James Cameron’s Terminator 2: Judgment Day (1991) is the rare movie sequel that rivals, if not surpasses, the original film. It shifts ground from the improvised, insurgent aesthetic of its predecessor to create a mainstream box-office entertainment that is both more crowd pleasing and more unsettlingly dystopian in its depiction of a world blithely ignoring its own self-imposed technological doom.
T2 raises the stakes thematically, as well. The first film depicts Sarah Connor (Linda Hamilton) as a vulnerable, reactive young woman who is largely a passenger on her own journey to survival, while the sequel presents an authoritative, physically imposing, and unapologetically violent Connor cut from the same cloth as Sigourney Weaver’s Ellen Ripley, who defined the action heroine in Cameron’s 1986 Aliens.
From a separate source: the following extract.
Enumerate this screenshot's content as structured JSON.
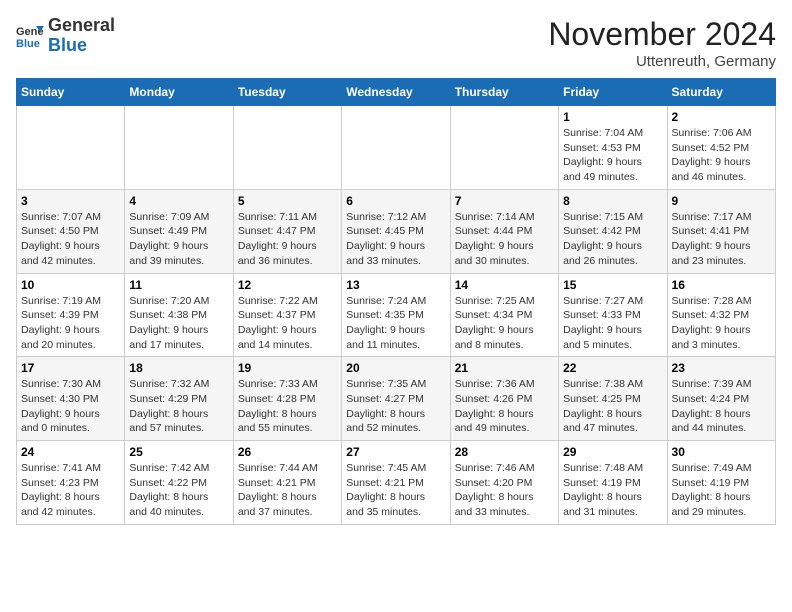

Connor takes the lead in protecting her son, John, devises a plan to stave off Judgment Day, and, despite being wary of Arnold Schwarzenegger's T-800, chooses to at first tolerate, and later encourage, the burgeoning father-son relationship between the cyborg and John. This family unit lets Cameron revisit the theme of parenthood—present in four of his films—and allows for new dimensions of humor and pathos in the sequel, as well as a reimagining of the cyborg archetype.
Join us to learn more about the only science-fiction/action movie featuring two cyborgs to ever be referred to—by Roger Ebert, no less—as "a human drama—and a human comedy, too."